IN 2015, when David Lagercrantz published the fourth title in the “Millennium” series that we all thought would end when Stieg Larsson died, many readers who probably picked it up out of curiosity put it […]
IN half a century of reviewing movies, I’ve left before closing credits from fewer than a handful of movies.
Add this one to the list. It’s the creation of producer/writer/director Marion Pillowski whose career in movie making has involved being a producer 18 times and writer/director on seven short films. On this, her first feature-length title, I sat for an hour waiting for something, anything, to hit the screen that might have persuaded me that “The Flip Side” offered anything to justify the average Aussie moviegoer buying a ticket to see it.
Returning from a comfort stop, the answer developing in my head since meeting Adelaide restaurant proprietor Ronnie (Emily Taheny) and her vapid hunk Jeff (Luke McKenzie) on the day that everything worthwhile in her life had vanished down the gurgler, burst into bloom.

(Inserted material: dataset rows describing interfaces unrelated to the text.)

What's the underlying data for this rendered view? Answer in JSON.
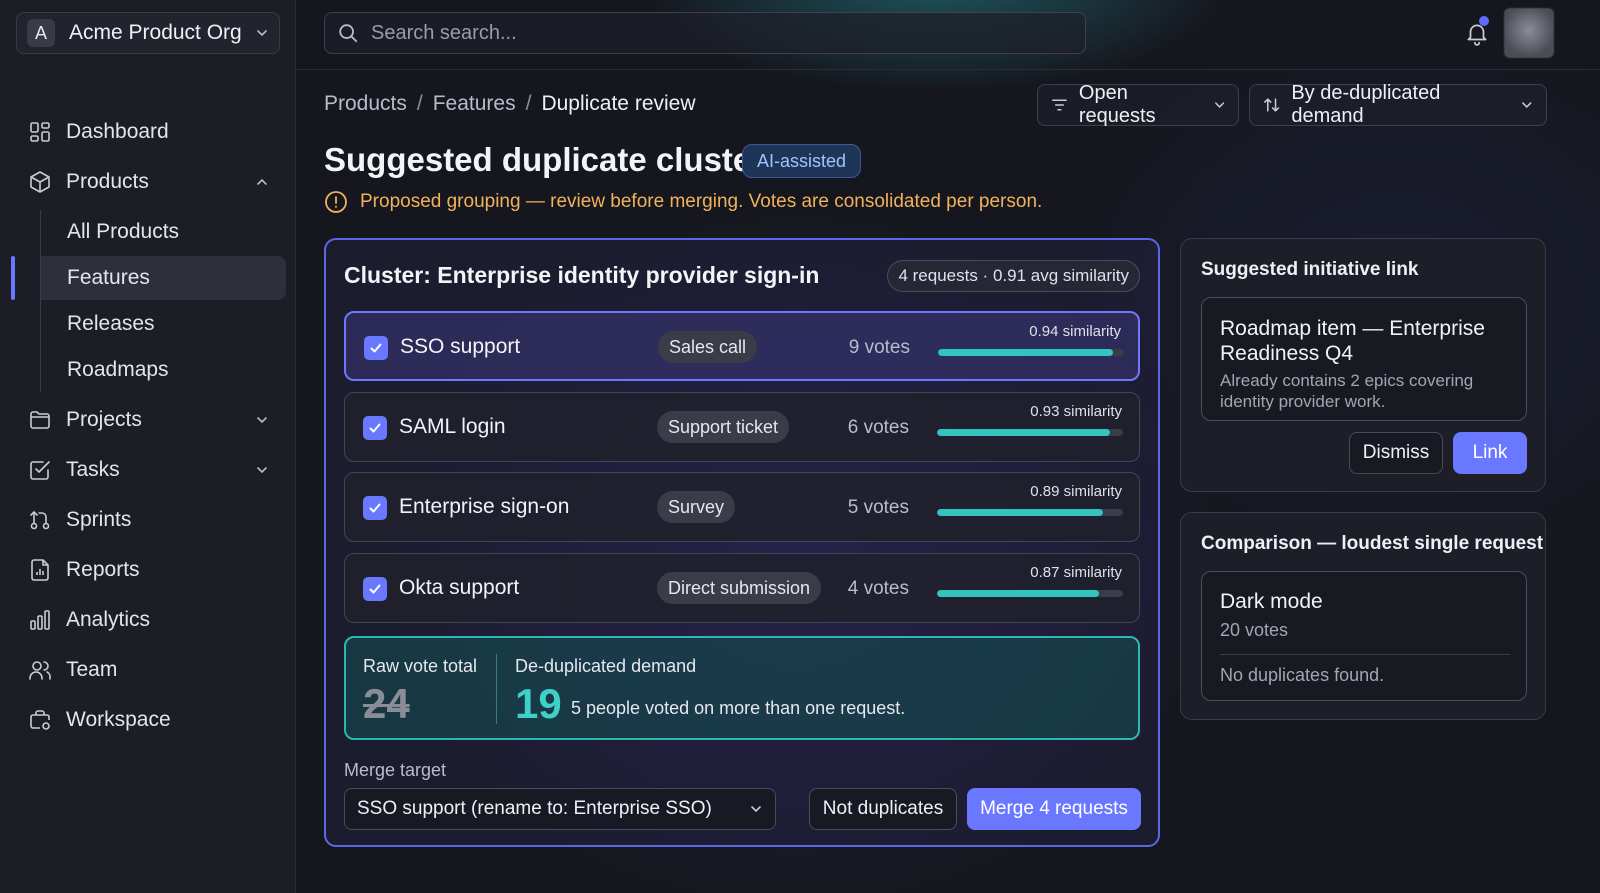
{
  "org": {
    "initial": "A",
    "name": "Acme Product Org"
  },
  "sidebar": {
    "items": [
      {
        "label": "Dashboard"
      },
      {
        "label": "Products"
      },
      {
        "label": "Projects"
      },
      {
        "label": "Tasks"
      },
      {
        "label": "Sprints"
      },
      {
        "label": "Reports"
      },
      {
        "label": "Analytics"
      },
      {
        "label": "Team"
      },
      {
        "label": "Workspace"
      }
    ],
    "products_sub": [
      "All Products",
      "Features",
      "Releases",
      "Roadmaps"
    ]
  },
  "search": {
    "placeholder": "Search search..."
  },
  "breadcrumb": [
    "Products",
    "Features",
    "Duplicate review"
  ],
  "filters": {
    "status": "Open requests",
    "sort": "By de-duplicated demand"
  },
  "page": {
    "title": "Suggested duplicate cluster",
    "badge": "AI-assisted",
    "warning": "Proposed grouping — review before merging. Votes are consolidated per person."
  },
  "cluster": {
    "title": "Cluster: Enterprise identity provider sign-in",
    "meta": "4 requests · 0.91 avg similarity",
    "requests": [
      {
        "title": "SSO support",
        "source": "Sales call",
        "votes": "9 votes",
        "similarity_label": "0.94 similarity",
        "similarity": 0.94
      },
      {
        "title": "SAML login",
        "source": "Support ticket",
        "votes": "6 votes",
        "similarity_label": "0.93 similarity",
        "similarity": 0.93
      },
      {
        "title": "Enterprise sign-on",
        "source": "Survey",
        "votes": "5 votes",
        "similarity_label": "0.89 similarity",
        "similarity": 0.89
      },
      {
        "title": "Okta support",
        "source": "Direct submission",
        "votes": "4 votes",
        "similarity_label": "0.87 similarity",
        "similarity": 0.87
      }
    ],
    "raw_label": "Raw vote total",
    "raw_value": "24",
    "dedup_label": "De-duplicated demand",
    "dedup_value": "19",
    "dedup_note": "5 people voted on more than one request.",
    "merge_label": "Merge target",
    "merge_value": "SSO support (rename to: Enterprise SSO)",
    "not_dup_label": "Not duplicates",
    "merge_btn_label": "Merge 4 requests"
  },
  "initiative": {
    "title": "Suggested initiative link",
    "item_title": "Roadmap item — Enterprise Readiness Q4",
    "item_desc": "Already contains 2 epics covering identity provider work.",
    "dismiss_label": "Dismiss",
    "link_label": "Link"
  },
  "comparison": {
    "title": "Comparison — loudest single request",
    "item_title": "Dark mode",
    "item_votes": "20 votes",
    "item_note": "No duplicates found."
  },
  "colors": {
    "accent": "#6a78ff",
    "teal": "#33c4c0",
    "warning": "#f0b25a"
  }
}
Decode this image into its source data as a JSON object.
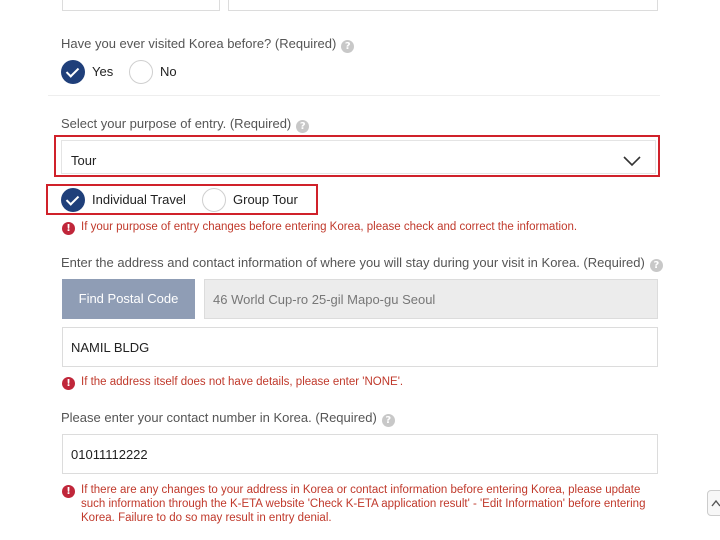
{
  "visited": {
    "question": "Have you ever visited Korea before? (Required)",
    "help_icon": "question-icon",
    "options": [
      "Yes",
      "No"
    ],
    "selected": "Yes"
  },
  "purpose": {
    "question": "Select your purpose of entry. (Required)",
    "help_icon": "question-icon",
    "selected_value": "Tour",
    "chevron_icon": "chevron-down-icon",
    "sub_options": [
      "Individual Travel",
      "Group Tour"
    ],
    "sub_selected": "Individual Travel",
    "notice": "If your purpose of entry changes before entering Korea, please check and correct the information."
  },
  "address": {
    "question": "Enter the address and contact information of where you will stay during your visit in Korea. (Required)",
    "help_icon": "question-icon",
    "find_postal_button": "Find Postal Code",
    "address_value": "46 World Cup-ro 25-gil Mapo-gu Seoul",
    "detail_value": "NAMIL BLDG",
    "notice": "If the address itself does not have details, please enter 'NONE'."
  },
  "contact": {
    "question": "Please enter your contact number in Korea. (Required)",
    "help_icon": "question-icon",
    "phone_value": "01011112222",
    "notice": "If there are any changes to your address in Korea or contact information before entering Korea, please update such information through the K-ETA website 'Check K-ETA application result' - 'Edit Information' before entering Korea. Failure to do so may result in entry denial."
  },
  "colors": {
    "accent": "#1f3f7a",
    "highlight_frame": "#d0212a",
    "notice_text": "#c0392b",
    "button": "#8f9db5"
  },
  "scroll_top_icon": "chevron-up-icon"
}
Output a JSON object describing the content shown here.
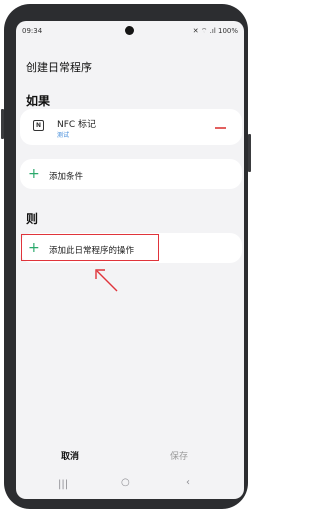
{
  "status_bar": {
    "time": "09:34",
    "indicators": "✕ ⌔ .ıl 100%"
  },
  "page": {
    "title": "创建日常程序"
  },
  "if_section": {
    "heading": "如果",
    "condition": {
      "icon": "nfc-icon",
      "icon_glyph": "N",
      "name": "NFC 标记",
      "subtitle": "测试"
    },
    "add_condition_label": "添加条件"
  },
  "then_section": {
    "heading": "则",
    "add_action_label": "添加此日常程序的操作"
  },
  "bottom_actions": {
    "cancel": "取消",
    "save": "保存"
  },
  "nav_bar": {
    "recents": "|||",
    "home": "○",
    "back": "‹"
  },
  "colors": {
    "accent_green": "#2aa96b",
    "remove_red": "#e2605f",
    "highlight_red": "#e0343b",
    "subtitle_blue": "#3a86d8"
  }
}
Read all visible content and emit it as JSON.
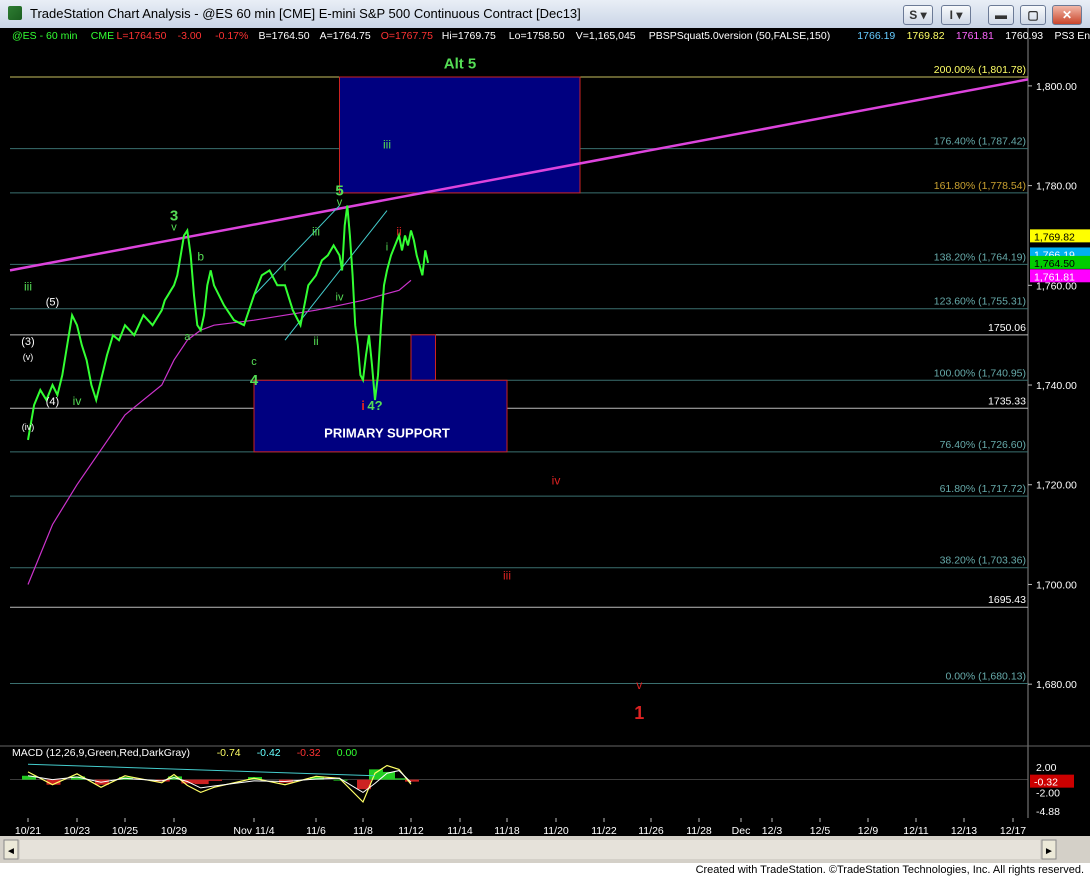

Into each life some ray of sunshine must fall. What fell into Ronnie’s life that day was a message from British movie actor Henry (Eddie Izzard) into whose bed Ronnie had willingly climbed five years previously when she was caterer on location shots for a movie starring Henry. Oh, joy! Oh, rapture! Henry has returned to claim her after five years of silence? Fat chance. Henry is in Adelaide with French popsy Sophie (Vanessa Guide) in tow. And bed. His new movie is premiering tonight and he’d love to see Ronnie.
By this stage, my hope of getting anything worthwhile from the film had followed Ronnie’s life down the same gurgler. Later, when I came to write this piece, a memory surfaced. Only once before had I walked out of an Australia-made movie so devoid of merit.
By all means toddle along to check out “The Flip Side”. But don’t say you’ve not been warned.
At Dendy and Palace Electric